Stored data:
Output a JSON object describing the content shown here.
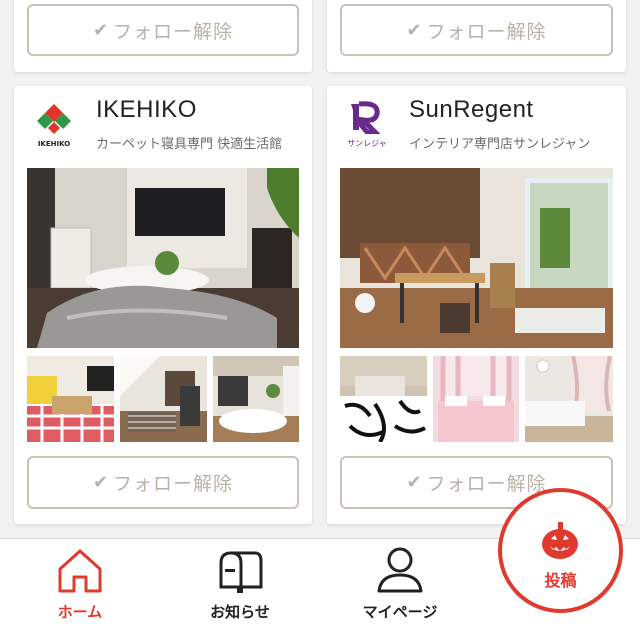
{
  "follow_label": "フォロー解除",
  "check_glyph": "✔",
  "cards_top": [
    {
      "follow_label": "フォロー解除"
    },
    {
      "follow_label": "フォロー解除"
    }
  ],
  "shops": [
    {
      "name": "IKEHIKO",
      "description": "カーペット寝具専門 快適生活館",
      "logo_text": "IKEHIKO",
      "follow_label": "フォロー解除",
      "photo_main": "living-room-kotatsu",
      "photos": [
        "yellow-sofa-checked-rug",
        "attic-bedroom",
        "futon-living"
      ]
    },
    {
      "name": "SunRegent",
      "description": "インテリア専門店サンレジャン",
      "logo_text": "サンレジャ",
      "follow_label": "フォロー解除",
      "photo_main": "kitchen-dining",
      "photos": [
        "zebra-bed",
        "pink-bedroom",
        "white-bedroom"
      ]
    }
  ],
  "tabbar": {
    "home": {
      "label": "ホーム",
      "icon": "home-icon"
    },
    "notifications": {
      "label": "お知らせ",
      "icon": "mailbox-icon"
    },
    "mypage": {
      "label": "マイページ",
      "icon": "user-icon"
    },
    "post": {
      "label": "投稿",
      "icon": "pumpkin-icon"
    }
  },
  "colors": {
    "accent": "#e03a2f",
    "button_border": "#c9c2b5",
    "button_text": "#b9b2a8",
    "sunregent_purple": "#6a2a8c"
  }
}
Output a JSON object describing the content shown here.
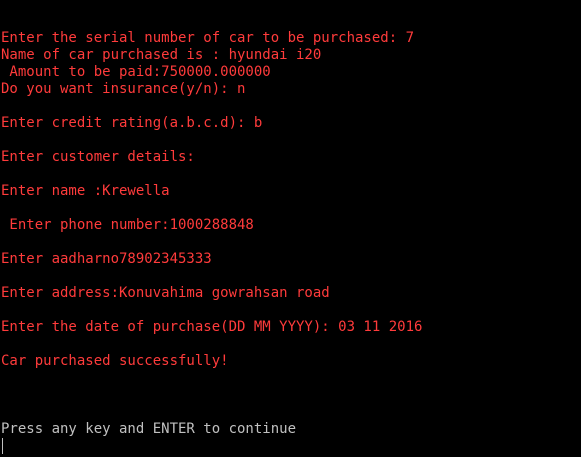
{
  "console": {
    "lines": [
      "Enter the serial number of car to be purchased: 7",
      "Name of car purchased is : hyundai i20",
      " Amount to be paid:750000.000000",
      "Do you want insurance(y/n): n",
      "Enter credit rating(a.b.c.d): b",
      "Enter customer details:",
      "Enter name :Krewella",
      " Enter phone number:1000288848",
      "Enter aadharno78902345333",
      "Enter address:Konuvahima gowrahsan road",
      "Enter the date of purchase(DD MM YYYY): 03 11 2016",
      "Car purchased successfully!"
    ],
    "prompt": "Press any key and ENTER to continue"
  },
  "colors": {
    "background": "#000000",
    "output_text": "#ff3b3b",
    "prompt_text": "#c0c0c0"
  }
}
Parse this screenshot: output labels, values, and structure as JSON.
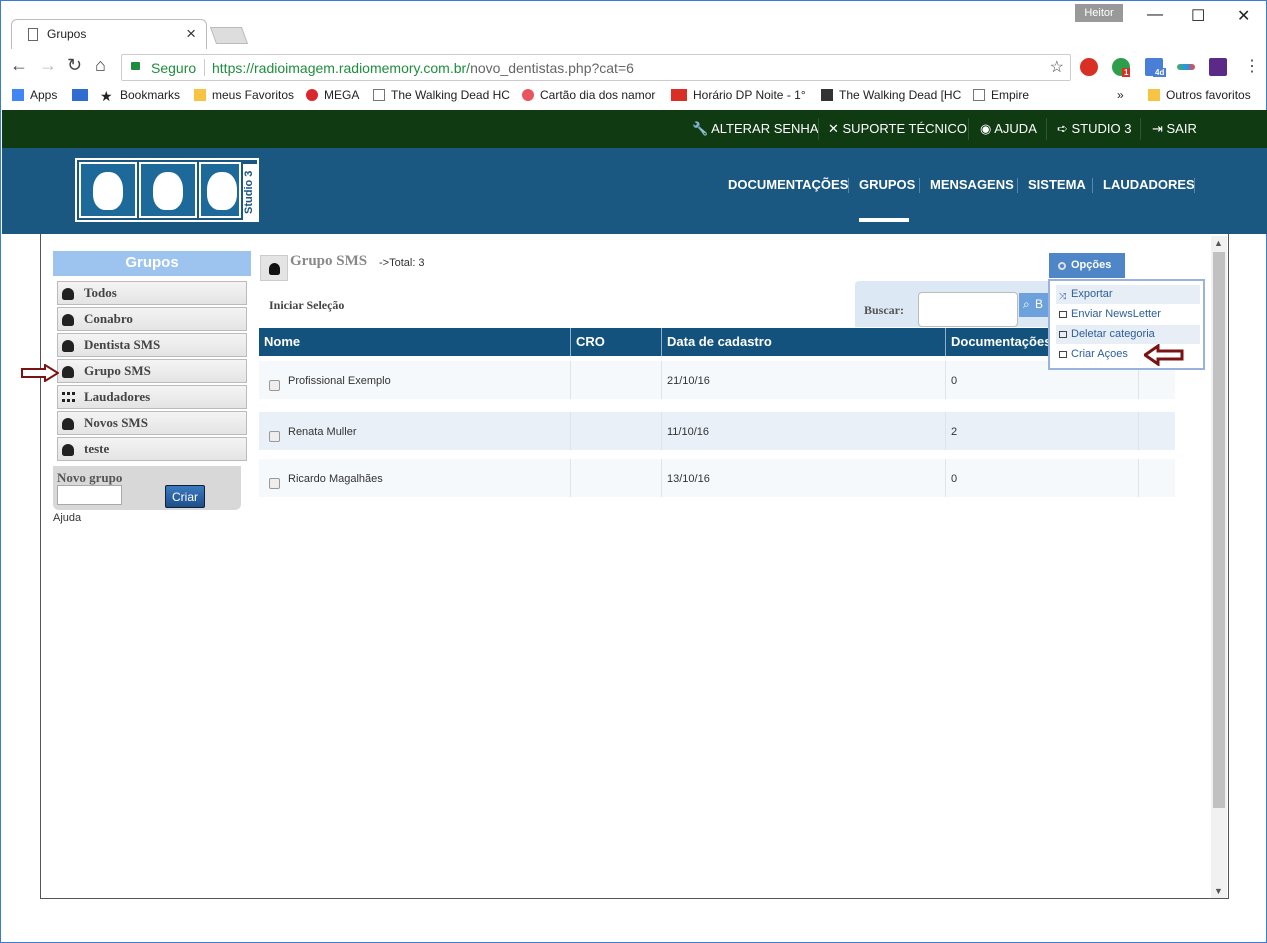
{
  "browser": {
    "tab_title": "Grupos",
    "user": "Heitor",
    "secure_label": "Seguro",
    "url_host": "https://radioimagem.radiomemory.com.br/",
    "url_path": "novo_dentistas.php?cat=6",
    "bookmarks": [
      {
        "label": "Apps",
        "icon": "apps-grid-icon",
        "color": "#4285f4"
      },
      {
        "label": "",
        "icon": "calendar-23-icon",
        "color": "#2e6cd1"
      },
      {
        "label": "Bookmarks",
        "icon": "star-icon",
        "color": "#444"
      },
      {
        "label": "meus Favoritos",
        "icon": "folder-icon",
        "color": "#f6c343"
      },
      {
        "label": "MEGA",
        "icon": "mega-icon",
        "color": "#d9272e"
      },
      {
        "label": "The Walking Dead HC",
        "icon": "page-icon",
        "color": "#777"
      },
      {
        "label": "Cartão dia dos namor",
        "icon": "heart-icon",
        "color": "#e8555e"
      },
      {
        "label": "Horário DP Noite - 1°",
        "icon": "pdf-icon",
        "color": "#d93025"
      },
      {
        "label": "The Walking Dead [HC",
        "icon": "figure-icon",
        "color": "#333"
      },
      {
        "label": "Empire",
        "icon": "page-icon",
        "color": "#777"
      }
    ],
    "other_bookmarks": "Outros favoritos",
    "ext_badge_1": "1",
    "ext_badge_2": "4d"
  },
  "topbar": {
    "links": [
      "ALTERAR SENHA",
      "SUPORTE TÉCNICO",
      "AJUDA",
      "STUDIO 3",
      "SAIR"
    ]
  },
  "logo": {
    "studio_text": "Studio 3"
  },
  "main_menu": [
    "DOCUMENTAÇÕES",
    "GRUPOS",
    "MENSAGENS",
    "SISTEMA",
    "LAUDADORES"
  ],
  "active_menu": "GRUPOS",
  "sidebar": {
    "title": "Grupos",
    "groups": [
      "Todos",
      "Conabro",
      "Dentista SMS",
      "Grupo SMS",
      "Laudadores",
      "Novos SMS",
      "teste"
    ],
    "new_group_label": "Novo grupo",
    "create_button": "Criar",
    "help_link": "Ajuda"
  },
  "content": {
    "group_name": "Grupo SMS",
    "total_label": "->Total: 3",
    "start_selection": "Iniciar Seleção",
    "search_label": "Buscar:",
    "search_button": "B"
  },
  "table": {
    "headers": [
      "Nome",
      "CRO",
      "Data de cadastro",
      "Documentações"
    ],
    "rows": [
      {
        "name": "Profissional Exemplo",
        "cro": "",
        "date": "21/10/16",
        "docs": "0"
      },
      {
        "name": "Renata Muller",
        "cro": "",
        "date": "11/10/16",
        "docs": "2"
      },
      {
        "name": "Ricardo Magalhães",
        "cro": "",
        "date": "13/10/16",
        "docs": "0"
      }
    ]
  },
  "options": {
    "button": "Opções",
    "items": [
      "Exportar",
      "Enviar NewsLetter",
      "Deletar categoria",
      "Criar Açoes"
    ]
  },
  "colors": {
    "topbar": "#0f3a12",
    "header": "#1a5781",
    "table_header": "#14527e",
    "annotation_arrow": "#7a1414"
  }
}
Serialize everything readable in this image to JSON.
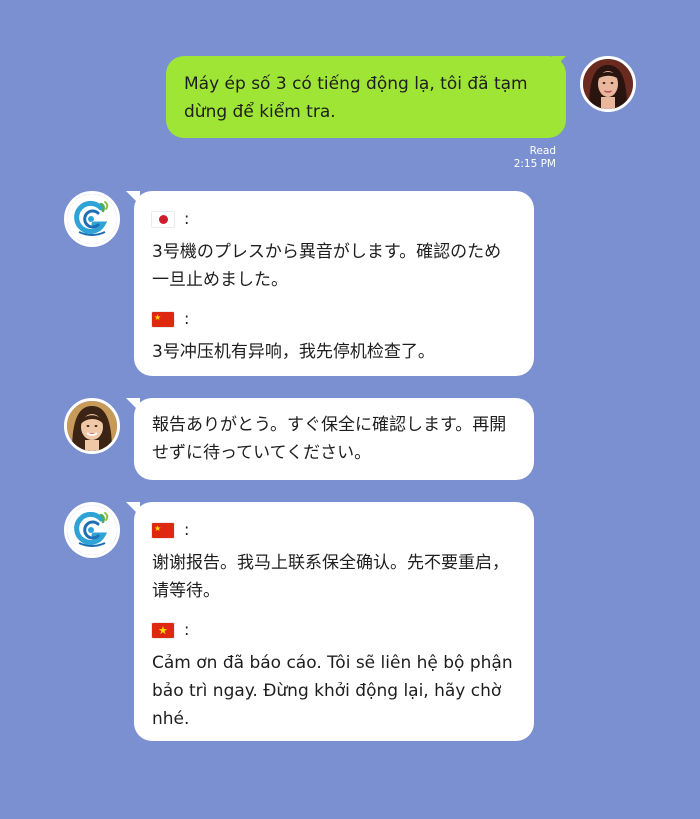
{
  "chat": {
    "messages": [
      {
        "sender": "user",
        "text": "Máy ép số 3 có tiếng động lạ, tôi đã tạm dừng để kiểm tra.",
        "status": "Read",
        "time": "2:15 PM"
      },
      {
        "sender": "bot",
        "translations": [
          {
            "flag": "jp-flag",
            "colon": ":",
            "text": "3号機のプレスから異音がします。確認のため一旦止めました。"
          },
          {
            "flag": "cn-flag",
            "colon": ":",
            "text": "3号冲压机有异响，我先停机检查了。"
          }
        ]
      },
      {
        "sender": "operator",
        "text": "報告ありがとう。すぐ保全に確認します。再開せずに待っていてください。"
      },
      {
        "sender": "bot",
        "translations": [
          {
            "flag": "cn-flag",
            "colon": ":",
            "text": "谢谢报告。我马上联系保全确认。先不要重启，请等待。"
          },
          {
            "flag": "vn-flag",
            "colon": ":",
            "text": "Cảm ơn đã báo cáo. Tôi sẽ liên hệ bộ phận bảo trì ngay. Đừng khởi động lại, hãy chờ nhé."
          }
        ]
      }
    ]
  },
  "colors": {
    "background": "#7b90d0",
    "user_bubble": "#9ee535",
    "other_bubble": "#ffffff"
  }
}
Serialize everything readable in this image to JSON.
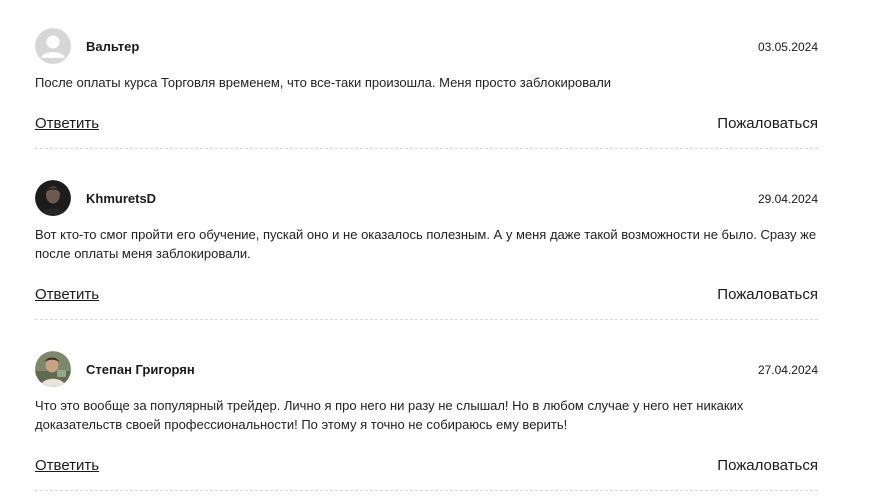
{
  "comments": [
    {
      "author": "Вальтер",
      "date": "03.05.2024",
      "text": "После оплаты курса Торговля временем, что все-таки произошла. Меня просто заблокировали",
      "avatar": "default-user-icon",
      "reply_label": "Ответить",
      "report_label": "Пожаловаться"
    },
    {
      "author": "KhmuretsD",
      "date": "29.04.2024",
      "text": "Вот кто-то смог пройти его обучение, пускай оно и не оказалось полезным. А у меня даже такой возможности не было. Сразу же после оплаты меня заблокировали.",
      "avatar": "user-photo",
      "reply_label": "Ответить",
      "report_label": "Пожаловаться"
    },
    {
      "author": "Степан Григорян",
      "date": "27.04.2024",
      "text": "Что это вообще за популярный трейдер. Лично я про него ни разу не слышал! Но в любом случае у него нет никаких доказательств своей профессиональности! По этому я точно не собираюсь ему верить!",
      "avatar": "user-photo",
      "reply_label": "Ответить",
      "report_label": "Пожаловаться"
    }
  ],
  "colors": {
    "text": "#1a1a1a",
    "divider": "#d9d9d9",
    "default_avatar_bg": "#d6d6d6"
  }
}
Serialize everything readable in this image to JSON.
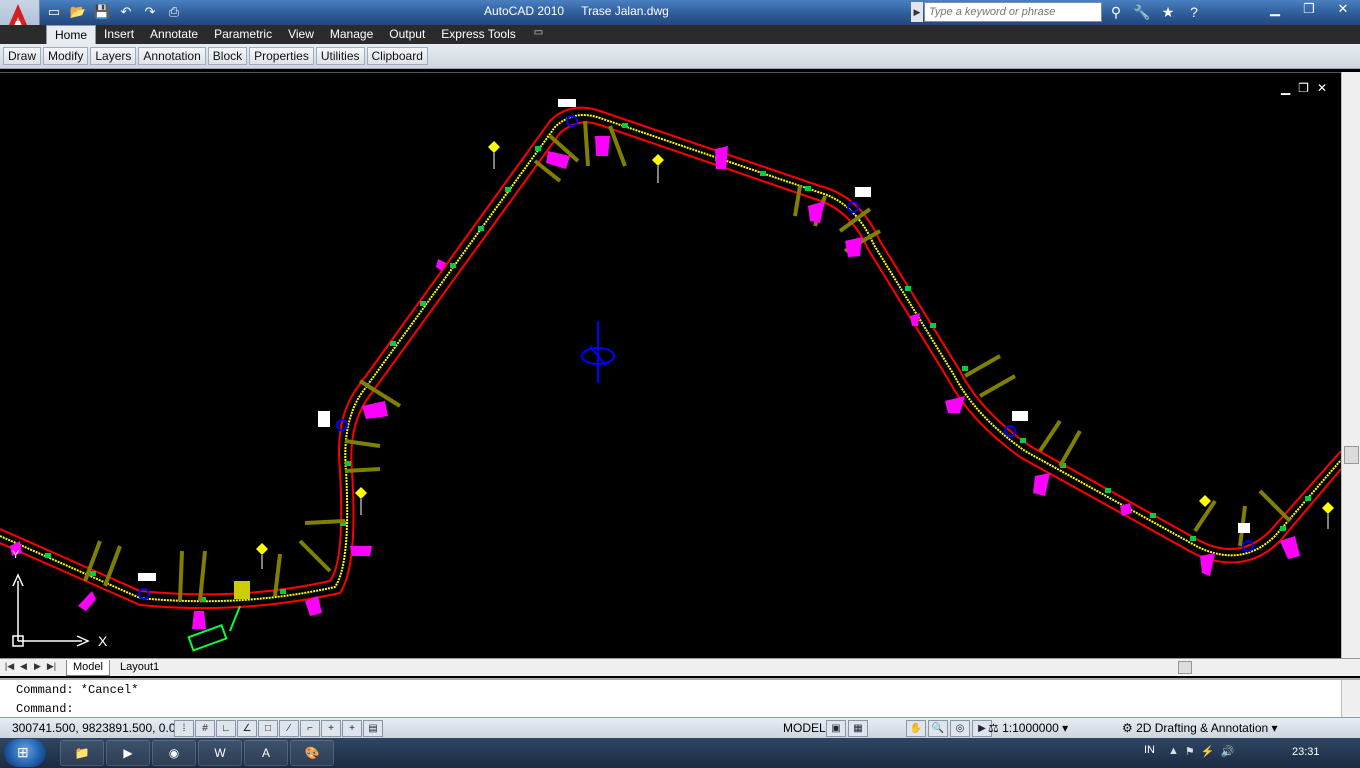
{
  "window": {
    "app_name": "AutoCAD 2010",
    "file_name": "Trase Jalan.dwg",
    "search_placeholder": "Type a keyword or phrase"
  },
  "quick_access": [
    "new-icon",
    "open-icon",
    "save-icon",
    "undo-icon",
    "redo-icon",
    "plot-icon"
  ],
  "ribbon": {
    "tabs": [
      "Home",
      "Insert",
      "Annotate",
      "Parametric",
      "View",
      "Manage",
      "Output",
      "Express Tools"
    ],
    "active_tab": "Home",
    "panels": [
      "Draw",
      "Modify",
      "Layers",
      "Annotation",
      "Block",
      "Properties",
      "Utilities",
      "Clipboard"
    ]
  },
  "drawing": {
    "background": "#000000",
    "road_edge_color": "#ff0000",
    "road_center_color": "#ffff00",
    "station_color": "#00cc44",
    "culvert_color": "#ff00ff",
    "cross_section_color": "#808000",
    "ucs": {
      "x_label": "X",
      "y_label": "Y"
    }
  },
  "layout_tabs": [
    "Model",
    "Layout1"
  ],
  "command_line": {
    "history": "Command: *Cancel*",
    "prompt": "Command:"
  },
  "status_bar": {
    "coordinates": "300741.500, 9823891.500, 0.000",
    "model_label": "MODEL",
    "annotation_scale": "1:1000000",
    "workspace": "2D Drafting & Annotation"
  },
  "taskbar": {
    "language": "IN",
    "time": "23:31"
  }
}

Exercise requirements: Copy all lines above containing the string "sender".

Output for this exercise:
        "sender": "user",
        "sender": "bot",
        "sender": "operator",
        "sender": "bot",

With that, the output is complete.